Finished now; here are my notes:
First, I think Bill sets the stage nicely by explaining the age of software on your PC is over. There is an explosion of devices, and the only way to tie them together and give the next wave of features that people want is with software as a service. I don’t feel the discussion of this as a “sea change” is very convincing — as he mentions, this vision is a lot like the 1999 company meeting, and the decks look a lot like many of the .NET decks. Maybe it comes from having worked in Netdocs and MSN and seeing lots of “service-izing” of Windows and Office firsthand, but it doesn’t seem all that new to me.
30 minutes in, I agree with Dave. The demos show some cool functionality of Xbox 360, but haven’t yet driven home the point about services in the back. The Xbox demo seemed to belabor the point “we write cool dashboard stuff so game developers can save money and used shared components” — this is completely tangential to the main point, which isn’t coming across clearly yet.

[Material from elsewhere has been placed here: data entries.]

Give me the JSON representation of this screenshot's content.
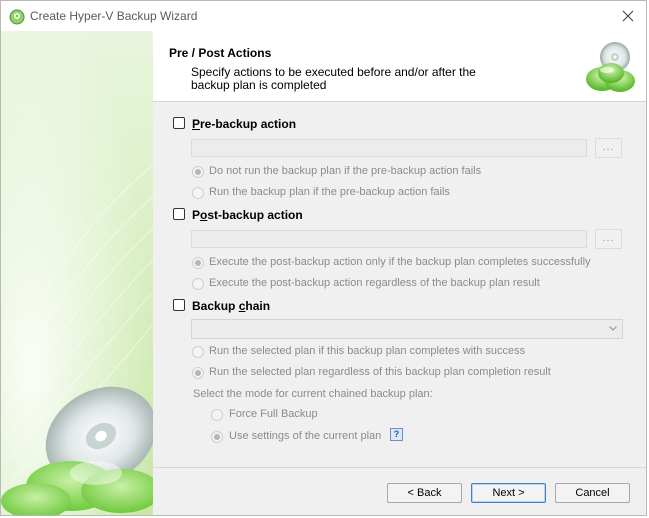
{
  "window": {
    "title": "Create Hyper-V Backup Wizard"
  },
  "header": {
    "title": "Pre / Post Actions",
    "subtitle_line1": "Specify actions to be executed before and/or after the",
    "subtitle_line2": "backup plan is completed"
  },
  "pre_backup": {
    "label_prefix": "",
    "label_mnemonic": "P",
    "label_rest": "re-backup action",
    "browse_label": "...",
    "options": [
      {
        "label": "Do not run the backup plan if the pre-backup action fails",
        "selected": true
      },
      {
        "label": "Run the backup plan if the pre-backup action fails",
        "selected": false
      }
    ]
  },
  "post_backup": {
    "label_prefix": "P",
    "label_mnemonic": "o",
    "label_rest": "st-backup action",
    "browse_label": "...",
    "options": [
      {
        "label": "Execute the post-backup action only if the backup plan completes successfully",
        "selected": true
      },
      {
        "label": "Execute the post-backup action regardless of the backup plan result",
        "selected": false
      }
    ]
  },
  "backup_chain": {
    "label_prefix": "Backup ",
    "label_mnemonic": "c",
    "label_rest": "hain",
    "options": [
      {
        "label": "Run the selected plan if this backup plan completes with success",
        "selected": false
      },
      {
        "label": "Run the selected plan regardless of this backup plan completion result",
        "selected": true
      }
    ],
    "mode_caption": "Select the mode for current chained backup plan:",
    "modes": [
      {
        "label": "Force Full Backup",
        "selected": false
      },
      {
        "label": "Use settings of the current plan",
        "selected": true
      }
    ],
    "help_label": "?"
  },
  "buttons": {
    "back": "< Back",
    "next": "Next >",
    "cancel": "Cancel"
  },
  "colors": {
    "accent_green": "#5cb82e",
    "default_button_border": "#4a7ec2"
  }
}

Intro to Windows Live and Office Live. Vague references to profile, people centered. Mentions that both ad and subscription revenues play. Then mentions that all the interfaces will be open — Windows will use services that anyone else can use.
Ray Ozzie talking about trends. Summarized; the proliferation of devices and contexts leads to lots of seams. What people want is integrated, seamless experiences, more now than ever before. This has got to resonate with people. Examples of ipod/itunes and Xbox as seamless experiences weaving hardware, software, and services. OK, the first part was marketing hype, but Ray has a lot of red meat. The discussion of seams resonates more with people now than it did in 1999, since everyone feels the pain.

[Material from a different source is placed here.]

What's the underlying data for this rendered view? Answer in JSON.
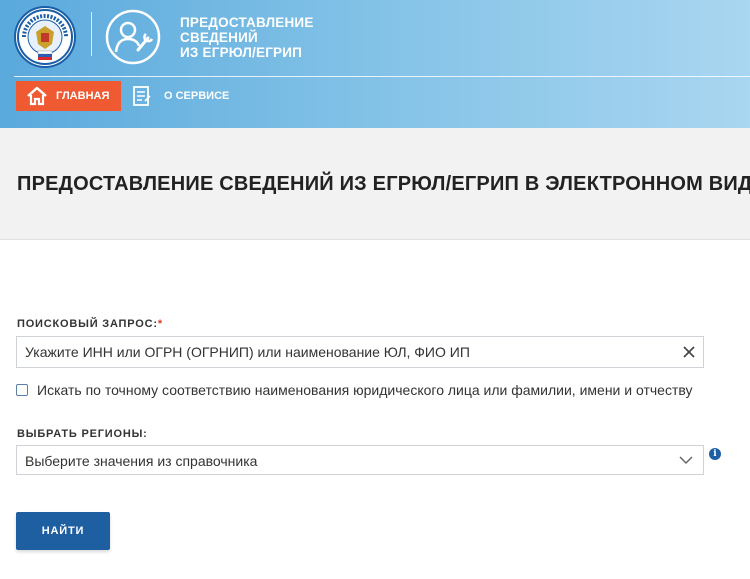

Ray mentions auto-update (petabytes per month), SQM, etc. Convincing case that “Internet makes software deploy at lightspeed”, is not the same as saying “Web apps deploy at lightspeed”. He’s framing the discussion as software on the Internet, rather than thin-client DHTML.
Discussing ad revenues. Again, nothing new, but he makes incredibly significant points. First, ads are a growth market, and the technology is nowhere near tapped. Second, it’s not our only source of revenue. Third, ad engine on web pages is just a tiny portion of the possibilities. Companies that serve ads only on web pages, or who are dependent on ad revenues, or who think their technology gives them a competitive edge, should be on notice.
So far, it’s still kind of vague. It’s like, “There is a huge problem/opportunity everyone recognizes, we have a ton of assets that can be brought to bear on this opportunity, and we’re flexible about how we monetize it”. All correct, but people will have LOTS of questions.
Now getting ready to do a preview. Repeats mentions that “Windows Live is completely different from Windows”. Couldn’t they just say, “windows live is to windows as xbox live is to xbox”? Also repeats that all interfaces will be open.
Blake Irving, to do demo. Demo not working, connectivity issues. Ouch! Blake goes on to talk about live.com (audience is connecting just fine; demo box not). Mentions gadgets. Explain that you can add flickr photos, other gadgets. Live.com is basically start.com.
Ray takes over. Discusses need for metadata standards to help advertisers share user behavior? Mentions that RSS is the “unix pipe of the internet” (not a bad analogy, as he explains).
Connectivity is back. Showing demo of live.com. Good demo of integrating e-mail, PC health, information, etc. Demo Kahuna (e-mail). Phishing filter, inline spellcheck, etc. Someone is IMing me, “this is all MSN; where is the integration with Office or Windows?”
Now showing live contacts. This is nice; similar to Plaxo, more seamless. This feature is way overdue; please ship it now. First demo of live sharing folders; a very Groove-like feature. Demo sharing photos with mom; similar to how Max works. Demo of Virtual Earth integrated with search (“Windows Live Local”).
Plug for live favorites, ideas.live.com, microsoftgadgets.com.
Rajesh is demoing Office Live now. This guy has been right at center of MSFT “software as a service” since day one. Demo showing some newer bcentral-type functionality; just shifted to talking about small biz. Now talking about application sharing. 22 business apps that can be integrated into the dash; mentions project list, tracking, contacts.
Now RE3W to demo partner app that uses live platform. Demo not working? OK, have a demo. App is a commercial real estate app that “remixes” multiple other services. Find commercial properties based on VE images, pulling up parcel maps.
Wrapup, Q&A, I’m not blogging this part. Good questions and discussions about how partners make money, how we balance user desire for ad-free with revenue.